Air leakages in a retrofitted building from 1930: measurements and numerical simulations
Conference contribution, 2014
Many buildings in Sweden are in need of renovation in order to meet the current standards of energy use in buildings. Particularly challenging are old listed buildings, the majority built before 1950, because the renovation is restricted to the parts that do not change the appearance of the building. This paper presents experiences gained during the renovation of a listed building where aging of materials, movements and settlements during the building operation have left trails in form of air leakage paths that are difficult to cover by renovation. The aim of the work is to bring up certain issues related to air movements in old houses that are not necessarily present in new ones. In the renovation project in question, efforts were made to seal the exterior walls with polyethylene foil before additional insulation in form of vacuum insulating panels was installed. The blower door tests taken in the apartments showed that the air permeability of the building remained basically unchanged after the retrofit. Complementary diagnostics with thermal imaging camera revealed that air leakage paths in intermediate floors and interior walls substantially contributed to the overall air leakage of the building. It was then concluded that the blower door tests alone were not sufficient for the estimation of the air permeability of the building. In addition, hygrothermal measurements in exterior walls showed that new air leakage paths were created between the old wall and the additional insulation. By using numerical simulations, it has been proven that it is the outdoor air that flows through these new air paths, which is advantageous from the moisture safety point of view.

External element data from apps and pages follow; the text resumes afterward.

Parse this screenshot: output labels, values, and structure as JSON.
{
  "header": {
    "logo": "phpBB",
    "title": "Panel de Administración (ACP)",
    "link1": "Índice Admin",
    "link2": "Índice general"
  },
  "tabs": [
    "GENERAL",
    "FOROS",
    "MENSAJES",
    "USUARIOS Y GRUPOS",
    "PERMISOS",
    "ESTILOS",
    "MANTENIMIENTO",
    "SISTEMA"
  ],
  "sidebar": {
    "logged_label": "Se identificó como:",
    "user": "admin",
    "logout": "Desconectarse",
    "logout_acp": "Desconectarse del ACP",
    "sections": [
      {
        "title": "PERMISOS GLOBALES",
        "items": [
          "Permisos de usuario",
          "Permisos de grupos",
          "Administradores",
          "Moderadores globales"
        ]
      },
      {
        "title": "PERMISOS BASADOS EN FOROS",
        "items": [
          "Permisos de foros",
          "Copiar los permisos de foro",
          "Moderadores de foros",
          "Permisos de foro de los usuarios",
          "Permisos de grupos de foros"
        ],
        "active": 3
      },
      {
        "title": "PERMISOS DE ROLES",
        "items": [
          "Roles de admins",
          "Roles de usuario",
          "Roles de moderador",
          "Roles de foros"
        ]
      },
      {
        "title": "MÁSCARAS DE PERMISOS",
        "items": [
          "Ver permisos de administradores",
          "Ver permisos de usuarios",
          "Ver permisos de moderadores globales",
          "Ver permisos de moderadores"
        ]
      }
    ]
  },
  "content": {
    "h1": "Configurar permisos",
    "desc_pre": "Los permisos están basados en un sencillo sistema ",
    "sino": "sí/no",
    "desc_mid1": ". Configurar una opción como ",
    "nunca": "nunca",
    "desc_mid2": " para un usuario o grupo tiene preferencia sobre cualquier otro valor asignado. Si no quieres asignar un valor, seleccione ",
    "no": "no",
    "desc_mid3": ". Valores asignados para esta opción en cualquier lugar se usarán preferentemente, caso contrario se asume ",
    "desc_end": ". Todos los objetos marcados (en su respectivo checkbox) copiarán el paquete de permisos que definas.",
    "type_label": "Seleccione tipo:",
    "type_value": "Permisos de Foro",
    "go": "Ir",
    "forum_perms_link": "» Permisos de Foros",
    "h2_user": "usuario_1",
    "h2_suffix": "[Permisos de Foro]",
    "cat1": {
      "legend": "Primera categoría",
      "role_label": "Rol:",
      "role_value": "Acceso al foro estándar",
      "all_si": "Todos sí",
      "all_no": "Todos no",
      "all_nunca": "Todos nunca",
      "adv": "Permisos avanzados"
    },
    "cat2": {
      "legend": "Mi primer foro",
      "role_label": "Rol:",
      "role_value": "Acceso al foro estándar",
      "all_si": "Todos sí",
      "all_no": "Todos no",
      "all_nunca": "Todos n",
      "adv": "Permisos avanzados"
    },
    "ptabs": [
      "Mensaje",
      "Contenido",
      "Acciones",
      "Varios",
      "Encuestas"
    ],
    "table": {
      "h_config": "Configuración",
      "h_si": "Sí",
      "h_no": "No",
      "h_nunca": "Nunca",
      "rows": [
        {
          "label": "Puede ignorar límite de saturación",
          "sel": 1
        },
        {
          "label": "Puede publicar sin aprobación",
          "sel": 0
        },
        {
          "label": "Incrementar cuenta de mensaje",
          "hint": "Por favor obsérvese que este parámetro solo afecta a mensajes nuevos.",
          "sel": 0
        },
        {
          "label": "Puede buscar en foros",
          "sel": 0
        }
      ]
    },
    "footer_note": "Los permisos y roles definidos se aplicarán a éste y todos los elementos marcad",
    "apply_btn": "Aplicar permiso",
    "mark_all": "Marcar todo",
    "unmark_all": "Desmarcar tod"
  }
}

However, the flow of outdoor air through the exterior wall increases the overall thermal transmittance of the wall and thus decreases the effects of additional insulation.
increased thermal transmittance
hidden air leakage paths